Around ten years ago I was working for a pretty backwards IT department. We wrote and maintained an internally deployed call center application in Foxpro. We didn't use any source control. The shared libraries for the multiple, customer specific versions of the application were on a shared network drive. When you ran the build script, a new version of the application was instantly put on another shared drive and almost as quickly wound up on a phone agent's desktop.
Over a weekend, one of the lead developers decided that we should have some sort of source control. Rather than use any of the many mature (and free) versions of source control, he decided to write his own–in Foxpro of course. His version of source control simply made everything on the shared library drive read only. You then ran his program (named "vc") on some component and it would log that you had it checked out. When you checked it in, it made the shared version writable, copied your version over it, and logged that you checked it in. That's it. There was no tracking of revisions, no versioning, not much of anything really.
When the department finally decided that this solution wasn't good enough (a couple of years later) several people recommended using CVS. However, now that they were intent on improving their process, the management felt that CVS just wasn't good enough for our unique needs. Someone from outside the company sold them on using ClearCase at several thousand dollars per developer. Of course, we didn't use or need any of the supposed features of the product. In my eyes, ClearCase was/is no better than CVS. From the management point of view it was better because we theoretically got support, it better fit our "complicated" development process, and someone outside the company told them it was better.
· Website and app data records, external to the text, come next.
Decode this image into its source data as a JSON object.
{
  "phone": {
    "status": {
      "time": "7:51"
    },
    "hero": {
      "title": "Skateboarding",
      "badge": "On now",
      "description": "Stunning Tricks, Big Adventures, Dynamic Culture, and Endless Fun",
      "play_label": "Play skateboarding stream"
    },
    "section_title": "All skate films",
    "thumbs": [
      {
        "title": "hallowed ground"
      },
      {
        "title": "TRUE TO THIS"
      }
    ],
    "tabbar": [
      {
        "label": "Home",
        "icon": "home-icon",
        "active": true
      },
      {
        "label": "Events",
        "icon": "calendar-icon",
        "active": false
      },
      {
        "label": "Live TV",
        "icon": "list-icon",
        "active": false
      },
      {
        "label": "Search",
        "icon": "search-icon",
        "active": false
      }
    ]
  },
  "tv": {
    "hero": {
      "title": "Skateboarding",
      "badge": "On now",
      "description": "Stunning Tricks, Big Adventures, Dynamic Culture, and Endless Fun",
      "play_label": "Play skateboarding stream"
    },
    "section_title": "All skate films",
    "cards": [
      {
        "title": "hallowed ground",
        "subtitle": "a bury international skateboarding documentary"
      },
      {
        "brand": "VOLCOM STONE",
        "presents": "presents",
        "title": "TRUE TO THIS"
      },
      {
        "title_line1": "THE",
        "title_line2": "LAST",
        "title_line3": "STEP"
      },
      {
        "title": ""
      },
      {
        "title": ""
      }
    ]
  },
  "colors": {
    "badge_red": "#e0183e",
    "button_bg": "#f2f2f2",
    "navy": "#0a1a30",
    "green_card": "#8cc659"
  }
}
New Company, Same Issues
A couple of jobs and many years later I found myself in a much bigger, more mature IT department. The new problem wasn't source control, it was the process. We were using a painful waterfall development process. The management over the IT organization decided we should switch to a more agile process.
Most of the developers I worked with viewed this as a very positive change. Up to this point, all project management occurred in Microsoft Project and Word files. Now that we were changing things up, we could probably use a different set of planning tools. One of my co-workers (Matt Ray) had used XPlanner at a previous job and felt it was "good enough." Somewhere in the decision making process it was decided we'd have Rally come in and teach us how to be more agile. We were also going to use their project management tool to organize our tasks. Being well outside the decision making process on this, I'm not exactly sure how much money all of this cost us, but I suspect it was quite a bit. Was Rally's mentoring valuable? I think that it was, but I think that its primary value was that it is always easier to listen to someone from outside of your own company rather than your own people. Is Rally's tool better than XPlanner? I think it is a better overall tool, but it doesn't really do anything significantly better. XPlanner really is good enough for what we needed in my opinion.
The Tools Aren't the Thing
I'm now at another job in a relatively immature IT department. We've started using an agile development process and are using XPlanner to plan our stories and tasks for each iteration. A couple of days ago, during iteration planning, one of the developers was wondering if Rally's product had a feature they felt was missing from XPlanner. In this particular case, it didn't, but it made me think about peoples' love of tools.
It never seems to fail–an IT organization decides that they're doing something wrong and the solution is to pay someone from outside the company to tell them what expensive product will fix it. Usually these outsiders tell you what the more competent people in your organization already know. However, it gives the upper management great peace of mind to have someone that makes a living telling people how to do things give them the answer to their problems. I can almost understand this but it still baffles me that, if you believe you've hired good people, you aren't listening to them. The much stranger thing is that so many people are willing to go from using a bad solution to shelling out big money for a tool with a set of features and support options they'll never use. They're convinced that one of the major problems with their process isn't the process itself–it's the tools. The same thing happens with people on a personal level. I could get buff if I had a gym membership and I could get organized if I had a PDA. This is the easy "fix." Just buy a silver bullet to make the problem go away. People and organizations need to learn that they need to address the root of the problem first, usually with free tools that are "good enough" (if not outright better than their commercial counterparts). Once you do that, you're free to buy some tools to eek out a few extra points of efficiency if you still feel the need. But, most of what you need to do is purely behavioral and largely free to start solving–at least in terms of money.
I just saw another tool named ScrumWorks that apparently recently became free to registered users. If XPlanner doesn't do it for you, you might give this tool a whirl. I personally haven't looked at it very much.